Component data from apps and pages:
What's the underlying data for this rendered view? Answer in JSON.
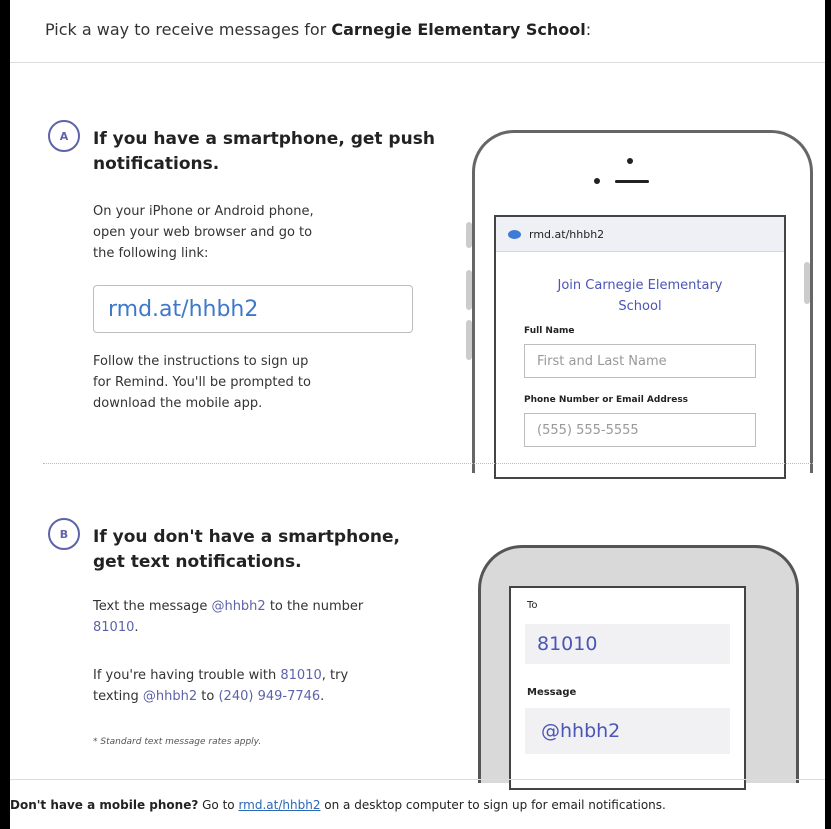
{
  "header": {
    "prefix": "Pick a way to receive messages for ",
    "school": "Carnegie Elementary School",
    "suffix": ":"
  },
  "sectionA": {
    "badge": "A",
    "title_line1": "If you have a smartphone, get push",
    "title_line2": "notifications.",
    "instr_line1": "On your iPhone or Android phone,",
    "instr_line2": "open your web browser and go to",
    "instr_line3": "the following link:",
    "link": "rmd.at/hhbh2",
    "follow_line1": "Follow the instructions to sign up",
    "follow_line2": "for Remind. You'll be prompted to",
    "follow_line3": "download the mobile app.",
    "phone": {
      "url": "rmd.at/hhbh2",
      "join_line1": "Join Carnegie Elementary",
      "join_line2": "School",
      "fullname_label": "Full Name",
      "fullname_placeholder": "First and Last Name",
      "contact_label": "Phone Number or Email Address",
      "contact_placeholder": "(555) 555-5555"
    }
  },
  "sectionB": {
    "badge": "B",
    "title_line1": "If you don't have a smartphone,",
    "title_line2": "get text notifications.",
    "text_pre": "Text the message ",
    "code": "@hhbh2",
    "text_mid": " to the number",
    "number": "81010",
    "period": ".",
    "trouble_pre": "If you're having trouble with ",
    "trouble_mid": ", try",
    "texting": "texting ",
    "to_word": " to ",
    "alt_number": "(240) 949-7746",
    "rates_note": "* Standard text message rates apply.",
    "phone": {
      "to_label": "To",
      "to_value": "81010",
      "message_label": "Message",
      "message_value": "@hhbh2"
    }
  },
  "footer": {
    "question": "Don't have a mobile phone?",
    "go_to": " Go to ",
    "link": "rmd.at/hhbh2",
    "rest": " on a desktop computer to sign up for email notifications."
  }
}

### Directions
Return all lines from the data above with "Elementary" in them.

### Completed exercise
    "school": "Carnegie Elementary School",
      "join_line1": "Join Carnegie Elementary",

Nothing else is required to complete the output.